PROBLEM DETAILS: Retype the data below verbatim; pictures do not belong in the copy.
[DATA TO PROCESS — start]
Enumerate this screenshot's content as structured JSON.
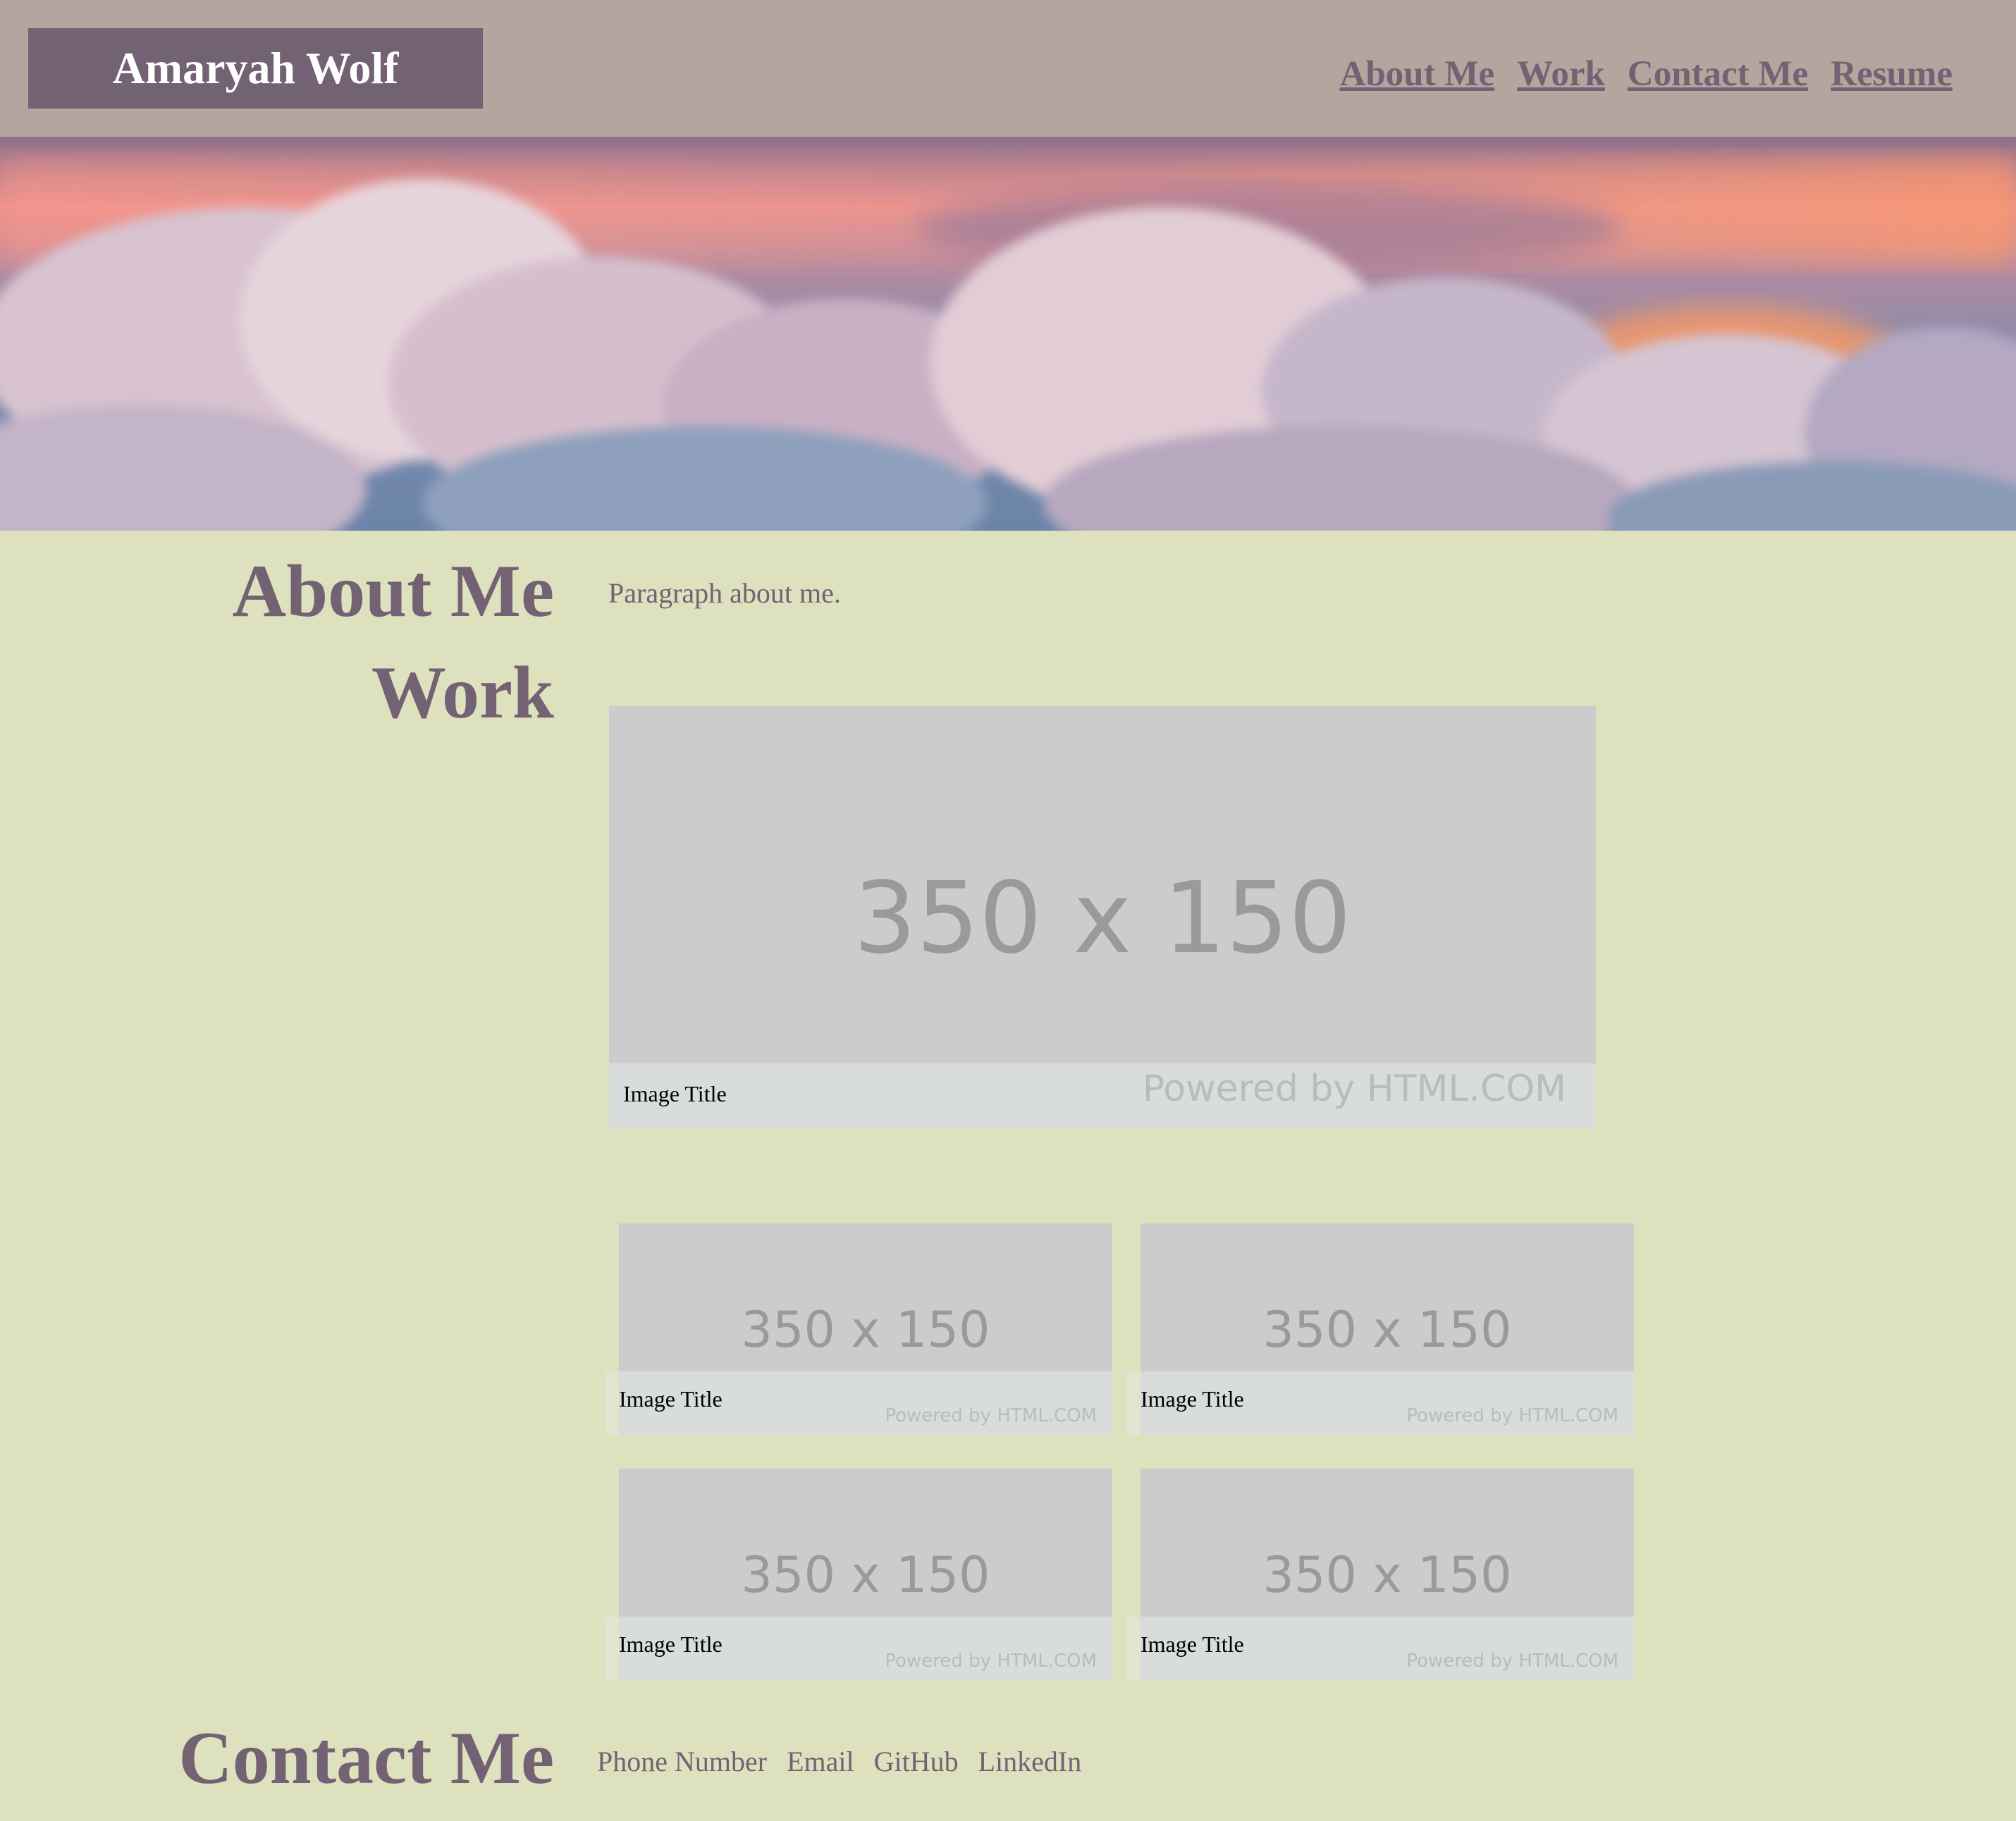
{
  "header": {
    "brand": "Amaryah Wolf",
    "nav": [
      "About Me",
      "Work",
      "Contact Me",
      "Resume"
    ]
  },
  "about": {
    "title": "About Me",
    "paragraph": "Paragraph about me."
  },
  "work": {
    "title": "Work",
    "featured": {
      "placeholder": "350 x 150",
      "caption": "Image Title",
      "powered_by": "Powered by HTML.COM"
    },
    "grid": [
      {
        "placeholder": "350 x 150",
        "caption": "Image Title",
        "powered_by": "Powered by HTML.COM"
      },
      {
        "placeholder": "350 x 150",
        "caption": "Image Title",
        "powered_by": "Powered by HTML.COM"
      },
      {
        "placeholder": "350 x 150",
        "caption": "Image Title",
        "powered_by": "Powered by HTML.COM"
      },
      {
        "placeholder": "350 x 150",
        "caption": "Image Title",
        "powered_by": "Powered by HTML.COM"
      }
    ]
  },
  "contact": {
    "title": "Contact Me",
    "links": [
      "Phone Number",
      "Email",
      "GitHub",
      "LinkedIn"
    ]
  },
  "colors": {
    "header_bg": "#b6a49f",
    "brand_bg": "#736273",
    "accent": "#736273",
    "page_bg": "#dde1bd",
    "placeholder_bg": "#cccccc"
  }
}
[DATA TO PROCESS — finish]
RESPONSE:
Enumerate this screenshot's content as structured JSON.
{
  "header": {
    "brand": "Amaryah Wolf",
    "nav": [
      "About Me",
      "Work",
      "Contact Me",
      "Resume"
    ]
  },
  "about": {
    "title": "About Me",
    "paragraph": "Paragraph about me."
  },
  "work": {
    "title": "Work",
    "featured": {
      "placeholder": "350 x 150",
      "caption": "Image Title",
      "powered_by": "Powered by HTML.COM"
    },
    "grid": [
      {
        "placeholder": "350 x 150",
        "caption": "Image Title",
        "powered_by": "Powered by HTML.COM"
      },
      {
        "placeholder": "350 x 150",
        "caption": "Image Title",
        "powered_by": "Powered by HTML.COM"
      },
      {
        "placeholder": "350 x 150",
        "caption": "Image Title",
        "powered_by": "Powered by HTML.COM"
      },
      {
        "placeholder": "350 x 150",
        "caption": "Image Title",
        "powered_by": "Powered by HTML.COM"
      }
    ]
  },
  "contact": {
    "title": "Contact Me",
    "links": [
      "Phone Number",
      "Email",
      "GitHub",
      "LinkedIn"
    ]
  },
  "colors": {
    "header_bg": "#b6a49f",
    "brand_bg": "#736273",
    "accent": "#736273",
    "page_bg": "#dde1bd",
    "placeholder_bg": "#cccccc"
  }
}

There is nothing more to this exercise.